(2) it is a promise to compensate, wholly or in part, a person who has already voluntarily done something for the promisor, or something which the promisor was legally compellable to do ; or unless

(3) it is a promise, made in writing and signed by the person to be charged therewith, or by his agent generally or specially authorized in that behalf, to pay wholly or in part a debt of which the creditor might have enforced payment but for the law for the limitation of suits.”[3]

Case Laws

The Hingir-Rampur Coal Co., Ltd. v. The State Of Orissa And Others

In the above-mentioned case, honourable Supreme Court of India referred the maxim of ‘Quid Pro Quo’.[4]

Kewal Krishan Puri & Anr v. State Of Punjab & Others

In the above-mentioned case, honourable Supreme Court of India referred the maxim of ‘Quid Pro Quo’.[5]

I.T.C. Ltd. Etc. vs State of Karnataka & Ors

In the above-mentioned case also the maxim ‘Quid Pro Quo’ was referred.[6]

Edited by Vigneshwar Ramasubramania

Approved & Published – Sakshi Raje


[1] Quid Pro Quo, Legal Dictionary (July 7, 2019, 6:40), https://legaldictionary.net/quid-pro-quo/.

[2] Indian Contract Act 1872, s. 2(d).

[3] Indian Contract Act 1872, s. 25.

[4] The Hingir-Rampur Coal Co., Ltd. v. The State Of Orissa And Others, 1961 AIR 459.

[5] Kewal Krishan Puri & Anr vs State Of Punjab & Others, 1980 AIR 1008.

[6] I.T.C. Ltd. Etc vs State Of Karnataka & Ors, 1985 SCR, Supl. (1) 145.
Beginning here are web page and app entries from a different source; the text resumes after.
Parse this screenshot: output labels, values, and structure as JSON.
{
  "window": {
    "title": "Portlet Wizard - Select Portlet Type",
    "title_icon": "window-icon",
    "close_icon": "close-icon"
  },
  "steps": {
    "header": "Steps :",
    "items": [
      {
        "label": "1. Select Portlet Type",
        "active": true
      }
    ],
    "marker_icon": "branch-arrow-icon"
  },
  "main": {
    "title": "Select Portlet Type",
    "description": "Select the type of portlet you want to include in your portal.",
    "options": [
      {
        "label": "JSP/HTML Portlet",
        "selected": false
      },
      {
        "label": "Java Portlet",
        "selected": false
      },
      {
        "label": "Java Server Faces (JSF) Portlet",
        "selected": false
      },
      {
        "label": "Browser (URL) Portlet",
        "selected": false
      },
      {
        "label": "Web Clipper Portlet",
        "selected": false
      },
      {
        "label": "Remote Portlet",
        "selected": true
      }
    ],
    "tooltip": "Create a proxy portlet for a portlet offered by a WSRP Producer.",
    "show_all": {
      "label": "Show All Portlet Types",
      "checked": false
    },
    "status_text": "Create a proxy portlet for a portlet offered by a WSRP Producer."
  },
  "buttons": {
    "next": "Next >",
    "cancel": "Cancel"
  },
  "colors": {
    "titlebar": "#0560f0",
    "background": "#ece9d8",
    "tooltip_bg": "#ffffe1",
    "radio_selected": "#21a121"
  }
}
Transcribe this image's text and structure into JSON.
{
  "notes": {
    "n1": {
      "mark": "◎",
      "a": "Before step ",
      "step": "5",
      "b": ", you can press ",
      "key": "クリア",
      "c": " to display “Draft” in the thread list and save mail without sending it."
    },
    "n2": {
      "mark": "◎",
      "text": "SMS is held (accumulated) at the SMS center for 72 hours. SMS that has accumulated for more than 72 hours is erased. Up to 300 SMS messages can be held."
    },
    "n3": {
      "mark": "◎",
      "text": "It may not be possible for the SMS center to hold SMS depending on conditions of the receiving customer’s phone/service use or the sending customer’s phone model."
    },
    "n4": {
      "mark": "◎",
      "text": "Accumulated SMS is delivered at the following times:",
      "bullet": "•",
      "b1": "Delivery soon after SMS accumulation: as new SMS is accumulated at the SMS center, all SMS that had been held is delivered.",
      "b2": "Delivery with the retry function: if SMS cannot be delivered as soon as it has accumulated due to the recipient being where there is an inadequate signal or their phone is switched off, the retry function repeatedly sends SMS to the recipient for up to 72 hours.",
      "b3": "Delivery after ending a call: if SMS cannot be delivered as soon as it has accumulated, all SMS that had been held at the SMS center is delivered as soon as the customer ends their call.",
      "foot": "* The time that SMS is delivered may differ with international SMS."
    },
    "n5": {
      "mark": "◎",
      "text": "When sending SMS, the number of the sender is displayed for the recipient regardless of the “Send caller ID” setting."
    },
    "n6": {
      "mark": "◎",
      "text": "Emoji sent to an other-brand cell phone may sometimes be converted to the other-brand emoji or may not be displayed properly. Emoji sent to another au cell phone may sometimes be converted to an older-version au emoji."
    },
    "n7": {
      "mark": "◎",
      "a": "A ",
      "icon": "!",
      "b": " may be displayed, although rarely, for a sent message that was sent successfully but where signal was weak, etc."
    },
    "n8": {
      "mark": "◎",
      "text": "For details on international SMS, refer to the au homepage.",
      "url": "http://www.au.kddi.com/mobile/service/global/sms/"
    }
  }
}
Vishwa Patel
I am 2 nd Year B.A LL.B (Hons.) student at Gujarat National Law University. I like to explore and write on topics of Cyber Laws, Intellectual Property Laws and Competition Laws. Further, to enhance my knowledge of Law I like to participate in moot court competitions. You can reach me at: vishwapatel683@gmail.com